Leno admits to being "over-reverential" in the past. "Now," he says, "I can tell Schwarzenegger, 'Arnold, you're getting a gut!' And he'll grab my head and say, 'Jay you little wimp!' " But Leno believes there's more to his comeback than the change in tone. He also returned to his roots—stand-up comedy—by having a new, more intimate club-like set built and by expanding his opening monologue. He replaced sometimes somber bandleader Branford Marsalis with the cheerier Kevin Eubanks. The O.J. Simpson trial proved a bonanza for Leno as well, with the Dancing Itos among his most popular recurring guests. "Jay turned the talk show into more of a comedy hour," says NBC Entertainment president Warren Littlefield.

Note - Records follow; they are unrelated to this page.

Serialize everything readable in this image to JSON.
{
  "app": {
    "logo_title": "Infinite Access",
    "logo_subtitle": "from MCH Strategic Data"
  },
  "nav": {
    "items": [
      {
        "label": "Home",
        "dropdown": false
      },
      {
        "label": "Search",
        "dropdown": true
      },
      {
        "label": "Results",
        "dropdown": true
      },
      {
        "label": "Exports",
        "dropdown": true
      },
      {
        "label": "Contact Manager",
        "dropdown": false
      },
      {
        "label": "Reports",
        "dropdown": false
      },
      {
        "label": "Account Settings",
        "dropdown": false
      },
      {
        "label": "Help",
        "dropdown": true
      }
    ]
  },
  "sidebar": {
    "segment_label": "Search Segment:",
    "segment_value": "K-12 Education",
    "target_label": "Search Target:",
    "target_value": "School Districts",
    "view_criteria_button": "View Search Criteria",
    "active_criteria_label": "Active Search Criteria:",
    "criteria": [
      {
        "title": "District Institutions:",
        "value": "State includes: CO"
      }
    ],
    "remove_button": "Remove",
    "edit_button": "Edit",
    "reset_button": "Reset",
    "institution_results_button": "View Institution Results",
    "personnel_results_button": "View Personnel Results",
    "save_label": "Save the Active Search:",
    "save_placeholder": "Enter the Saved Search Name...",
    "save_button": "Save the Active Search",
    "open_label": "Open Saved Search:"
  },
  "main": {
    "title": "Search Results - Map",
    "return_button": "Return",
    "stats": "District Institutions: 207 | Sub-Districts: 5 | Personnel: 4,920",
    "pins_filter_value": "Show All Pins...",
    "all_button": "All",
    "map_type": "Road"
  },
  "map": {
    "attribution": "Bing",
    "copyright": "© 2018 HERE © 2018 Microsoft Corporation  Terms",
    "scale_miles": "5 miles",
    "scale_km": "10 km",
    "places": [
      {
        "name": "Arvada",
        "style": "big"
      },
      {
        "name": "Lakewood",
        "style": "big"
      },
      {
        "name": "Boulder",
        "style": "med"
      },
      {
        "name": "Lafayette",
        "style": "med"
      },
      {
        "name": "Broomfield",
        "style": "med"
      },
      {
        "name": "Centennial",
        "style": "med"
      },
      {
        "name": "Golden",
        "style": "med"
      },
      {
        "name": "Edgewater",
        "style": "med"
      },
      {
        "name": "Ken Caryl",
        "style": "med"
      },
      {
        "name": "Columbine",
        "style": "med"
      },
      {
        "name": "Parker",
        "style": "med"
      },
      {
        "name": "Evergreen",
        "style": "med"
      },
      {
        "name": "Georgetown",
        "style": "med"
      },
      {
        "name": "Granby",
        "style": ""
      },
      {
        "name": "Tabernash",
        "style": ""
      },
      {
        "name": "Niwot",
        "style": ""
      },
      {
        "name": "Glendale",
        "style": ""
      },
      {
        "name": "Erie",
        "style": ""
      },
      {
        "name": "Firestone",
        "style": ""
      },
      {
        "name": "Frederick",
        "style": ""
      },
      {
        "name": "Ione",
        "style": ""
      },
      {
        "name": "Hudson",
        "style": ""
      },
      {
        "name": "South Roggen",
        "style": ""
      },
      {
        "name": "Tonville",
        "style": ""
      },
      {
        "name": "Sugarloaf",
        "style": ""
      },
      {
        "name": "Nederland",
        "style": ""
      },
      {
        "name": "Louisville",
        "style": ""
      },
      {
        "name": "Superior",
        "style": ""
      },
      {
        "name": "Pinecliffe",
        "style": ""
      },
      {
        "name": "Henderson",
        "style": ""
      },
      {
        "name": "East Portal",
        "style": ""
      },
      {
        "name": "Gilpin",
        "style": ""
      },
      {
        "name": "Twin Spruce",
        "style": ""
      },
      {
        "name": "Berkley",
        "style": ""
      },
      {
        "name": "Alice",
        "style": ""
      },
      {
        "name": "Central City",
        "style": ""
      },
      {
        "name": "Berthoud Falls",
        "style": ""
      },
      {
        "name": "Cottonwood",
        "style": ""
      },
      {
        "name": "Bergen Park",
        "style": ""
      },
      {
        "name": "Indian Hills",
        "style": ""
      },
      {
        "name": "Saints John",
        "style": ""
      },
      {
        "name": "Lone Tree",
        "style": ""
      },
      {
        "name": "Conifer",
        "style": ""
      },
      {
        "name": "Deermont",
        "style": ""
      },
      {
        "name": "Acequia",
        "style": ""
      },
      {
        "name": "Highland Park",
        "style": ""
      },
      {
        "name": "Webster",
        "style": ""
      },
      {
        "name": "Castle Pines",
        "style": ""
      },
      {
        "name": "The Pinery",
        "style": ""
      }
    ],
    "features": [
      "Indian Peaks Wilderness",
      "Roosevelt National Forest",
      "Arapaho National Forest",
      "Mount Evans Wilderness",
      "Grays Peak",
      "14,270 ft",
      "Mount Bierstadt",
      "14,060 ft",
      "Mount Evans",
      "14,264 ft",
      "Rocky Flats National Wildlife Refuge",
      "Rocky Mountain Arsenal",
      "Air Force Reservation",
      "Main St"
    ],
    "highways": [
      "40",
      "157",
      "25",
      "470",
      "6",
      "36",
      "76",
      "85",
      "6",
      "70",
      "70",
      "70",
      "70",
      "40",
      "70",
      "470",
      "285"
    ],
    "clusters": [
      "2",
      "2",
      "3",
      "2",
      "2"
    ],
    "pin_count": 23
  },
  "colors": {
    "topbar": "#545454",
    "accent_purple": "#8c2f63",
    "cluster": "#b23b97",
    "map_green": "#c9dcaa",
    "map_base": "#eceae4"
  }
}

And the mean streak doesn't run very deep. Offstage, Leno is still, by all accounts, down-to-earth, friendly and remarkably ego-free. He has only three passions: Mavis, 45, his wife of 15 years; his huge collection of 30 vintage cars and 40 motorcycles; and work. His appetite for the latter is infinite. "I'm convinced Jay's an alien," says Tonight Show executive producer Debbie Vickers. "He can outlast anybody. I don't think he has red blood. I think he has green ooze." The green he is oozing is more likely money. NBC just extended his contract to the year 2000 at a reported salary of between $11 million and $14 million, compared with Letterman's $14.5 million. Leno wanted to perform 52 weeks a year, but NBC forced him to take five weeks of vacation. Don't be surprised if he spends it on a stage. "I come to work, and everybody applauds," Leno says. "My life's a vacation."